All services are free to participants who will be assessed to determine needs, and there is no wait time — families can begin immediately.
Recently, 100 Families First for Mississippi staff came together for a three-day training session conducted by the highly respected National Center for Families Learning. NCFL and Toyota have a long track record together, bringing this successful approach to over 2 million families across the U.S since 1989.
We have seen great results from the multi-generational approach. One of those success stories is Kim, a 32-year old single mother whose 6-year-old daughter has a hearing impairment and Addison’s disease. Before enrolling in the two-generation program, Kim became very frustrated with her daughter’s behavior in school and at home. She credits NCFL Family Learning for teaching her the skills she needed to help her child with homework, encourage positive behavior and to build a positive relationship.
“I’ve learned how to better work with my daughter on homework and reading,” Kim said. “She’s gone from struggling to now improving her reading scores and having better behavior in school.”
Meantime, Kim, who was receiving government assistance due to a job loss, is now living independently and working full time as an administrative secretary at a mental health center. She is also pursuing a degree in office administration.
In addition to gaining skills to help their children succeed in and outside the classroom, parents also are instructed in the areas of technology, English language, self-efficacy, interpersonal communications, problem-solving, and time management. These employability skills prove extremely valuable as they look to either join the workforce or go after a better job.

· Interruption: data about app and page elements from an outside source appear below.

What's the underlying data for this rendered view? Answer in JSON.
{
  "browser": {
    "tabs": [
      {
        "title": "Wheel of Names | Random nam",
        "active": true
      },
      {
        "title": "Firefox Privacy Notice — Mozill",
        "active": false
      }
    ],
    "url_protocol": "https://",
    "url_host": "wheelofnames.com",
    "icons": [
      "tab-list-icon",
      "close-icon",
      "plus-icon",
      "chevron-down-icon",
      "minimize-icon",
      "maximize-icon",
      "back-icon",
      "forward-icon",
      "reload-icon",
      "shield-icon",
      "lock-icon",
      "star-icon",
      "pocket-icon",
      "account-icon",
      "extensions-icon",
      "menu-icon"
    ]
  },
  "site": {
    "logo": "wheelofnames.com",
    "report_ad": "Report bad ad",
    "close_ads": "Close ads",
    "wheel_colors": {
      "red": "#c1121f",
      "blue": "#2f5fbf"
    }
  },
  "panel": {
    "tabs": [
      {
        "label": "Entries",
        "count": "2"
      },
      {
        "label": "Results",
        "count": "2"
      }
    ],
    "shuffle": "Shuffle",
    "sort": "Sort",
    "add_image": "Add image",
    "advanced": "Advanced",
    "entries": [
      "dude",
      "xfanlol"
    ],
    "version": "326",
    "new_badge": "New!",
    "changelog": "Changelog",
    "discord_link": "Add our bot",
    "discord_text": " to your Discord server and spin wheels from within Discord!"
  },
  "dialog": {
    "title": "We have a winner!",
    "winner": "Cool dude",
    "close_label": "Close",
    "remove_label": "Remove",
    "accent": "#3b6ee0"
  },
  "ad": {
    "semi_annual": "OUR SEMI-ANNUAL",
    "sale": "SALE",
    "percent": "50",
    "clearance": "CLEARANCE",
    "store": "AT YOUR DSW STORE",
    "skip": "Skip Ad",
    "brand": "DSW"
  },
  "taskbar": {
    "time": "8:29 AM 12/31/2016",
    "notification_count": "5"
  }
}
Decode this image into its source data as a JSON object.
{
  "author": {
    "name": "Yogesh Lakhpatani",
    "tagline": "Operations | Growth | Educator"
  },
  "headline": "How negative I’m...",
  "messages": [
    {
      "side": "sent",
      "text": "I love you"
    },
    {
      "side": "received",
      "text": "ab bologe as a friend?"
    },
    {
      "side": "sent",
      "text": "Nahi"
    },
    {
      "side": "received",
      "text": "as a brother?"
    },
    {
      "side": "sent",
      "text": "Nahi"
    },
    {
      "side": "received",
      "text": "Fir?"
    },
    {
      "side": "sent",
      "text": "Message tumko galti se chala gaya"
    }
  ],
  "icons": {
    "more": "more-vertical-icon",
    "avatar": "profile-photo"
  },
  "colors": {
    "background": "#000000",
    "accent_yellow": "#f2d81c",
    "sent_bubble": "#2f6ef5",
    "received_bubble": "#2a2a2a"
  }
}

Finally, children participating with their parents in Family Service Learning will see the application of their education first-hand on their own pathway to success. Also, they are more likely to grow up and serve their own communities by following their parents’ example. This approach to Family Service Learning empowers families to become a part of the solution to their own communities’ problems.
I feel very strongly that this program will reap great rewards — it will help pull families out of poverty. However, for it to work and grow, we will need the support of not only DHS, Families First and NCFL, but, also, other non-profit groups, volunteers, government leadership and ordinary Mississippians who want to see their fellow citizens succeed. Anyone interested in learning more about this program, please call us at 662-844-0013 or visit us at FamiliesFirstforMS.org.
Christi Webb is executive director of the Family Resource Center of North Mississippi, a chapter of Families First for Mississippi.